_EXERCISE_
Search the records below for the string "title" and copy each line where it turns up.

━━ GIVEN DATA

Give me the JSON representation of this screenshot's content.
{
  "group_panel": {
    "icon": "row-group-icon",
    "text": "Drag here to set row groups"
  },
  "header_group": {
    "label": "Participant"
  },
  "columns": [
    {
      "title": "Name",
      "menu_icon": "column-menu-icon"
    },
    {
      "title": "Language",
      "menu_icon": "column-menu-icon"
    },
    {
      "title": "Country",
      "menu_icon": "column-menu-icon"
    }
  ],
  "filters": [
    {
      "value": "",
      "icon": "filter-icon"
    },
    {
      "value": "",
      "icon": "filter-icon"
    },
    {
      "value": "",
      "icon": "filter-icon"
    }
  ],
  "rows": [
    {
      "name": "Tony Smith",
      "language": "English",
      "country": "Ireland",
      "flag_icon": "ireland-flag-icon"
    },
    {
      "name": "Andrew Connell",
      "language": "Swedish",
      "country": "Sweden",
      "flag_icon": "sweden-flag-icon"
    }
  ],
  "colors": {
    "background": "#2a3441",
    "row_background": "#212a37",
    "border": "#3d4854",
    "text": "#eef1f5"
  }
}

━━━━
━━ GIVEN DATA

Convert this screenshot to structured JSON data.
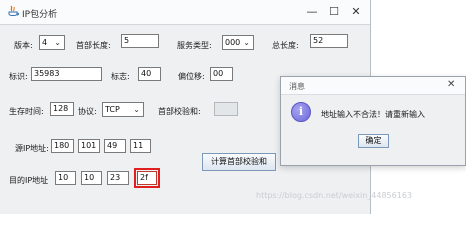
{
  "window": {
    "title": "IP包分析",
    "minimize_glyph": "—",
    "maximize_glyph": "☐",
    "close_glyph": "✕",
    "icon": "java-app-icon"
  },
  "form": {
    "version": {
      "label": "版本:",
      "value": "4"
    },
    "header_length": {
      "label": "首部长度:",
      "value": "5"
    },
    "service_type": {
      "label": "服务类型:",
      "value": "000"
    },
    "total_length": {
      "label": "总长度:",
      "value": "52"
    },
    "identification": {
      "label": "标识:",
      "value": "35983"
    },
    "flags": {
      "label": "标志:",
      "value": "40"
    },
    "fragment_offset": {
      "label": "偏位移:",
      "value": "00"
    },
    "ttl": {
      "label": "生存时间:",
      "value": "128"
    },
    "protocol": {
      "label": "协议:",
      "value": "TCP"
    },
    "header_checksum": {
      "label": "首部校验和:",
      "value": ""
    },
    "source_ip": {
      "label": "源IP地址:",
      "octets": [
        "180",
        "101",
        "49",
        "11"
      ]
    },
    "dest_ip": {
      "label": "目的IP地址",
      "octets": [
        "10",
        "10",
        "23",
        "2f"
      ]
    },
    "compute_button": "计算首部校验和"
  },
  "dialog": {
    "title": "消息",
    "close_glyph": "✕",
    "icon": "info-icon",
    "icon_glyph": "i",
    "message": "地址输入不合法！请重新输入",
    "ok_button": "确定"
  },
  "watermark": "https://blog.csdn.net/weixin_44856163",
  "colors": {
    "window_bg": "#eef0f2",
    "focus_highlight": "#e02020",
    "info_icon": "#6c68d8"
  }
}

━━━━
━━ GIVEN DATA

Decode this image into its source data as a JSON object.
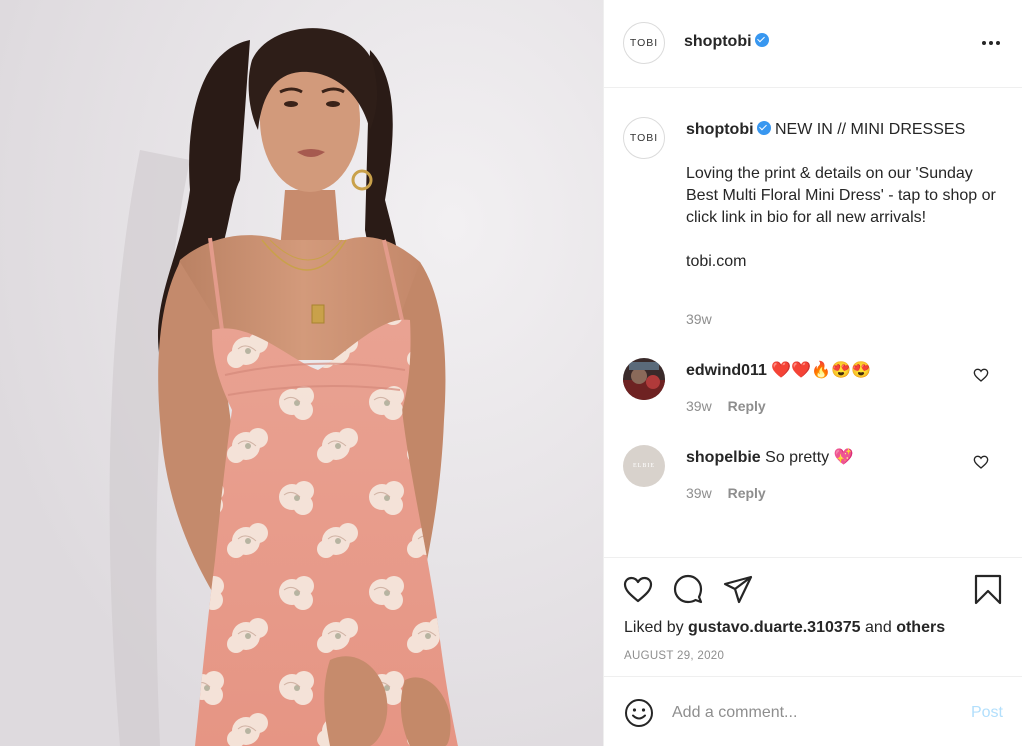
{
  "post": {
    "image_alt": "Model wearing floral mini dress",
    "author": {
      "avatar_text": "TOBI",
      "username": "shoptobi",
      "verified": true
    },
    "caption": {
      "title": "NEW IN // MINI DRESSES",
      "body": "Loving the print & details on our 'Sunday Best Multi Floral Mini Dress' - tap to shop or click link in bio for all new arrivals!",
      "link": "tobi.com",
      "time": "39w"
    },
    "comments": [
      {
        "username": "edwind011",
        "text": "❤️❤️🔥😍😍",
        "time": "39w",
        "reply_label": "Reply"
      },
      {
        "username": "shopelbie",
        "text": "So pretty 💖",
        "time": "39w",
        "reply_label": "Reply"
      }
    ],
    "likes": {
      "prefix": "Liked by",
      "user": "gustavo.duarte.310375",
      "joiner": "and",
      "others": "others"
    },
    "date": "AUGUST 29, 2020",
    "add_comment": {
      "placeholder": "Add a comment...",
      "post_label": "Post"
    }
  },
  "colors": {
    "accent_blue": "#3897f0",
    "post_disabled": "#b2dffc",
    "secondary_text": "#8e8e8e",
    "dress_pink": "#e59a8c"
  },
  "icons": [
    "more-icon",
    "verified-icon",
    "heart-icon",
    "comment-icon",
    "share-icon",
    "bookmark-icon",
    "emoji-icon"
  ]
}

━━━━

_REPLY_
      "title": "Name",
      "title": "Language",
      "title": "Country",
    "title": "IP包分析",
    "title": "消息",
      "title": "NEW IN // MINI DRESSES",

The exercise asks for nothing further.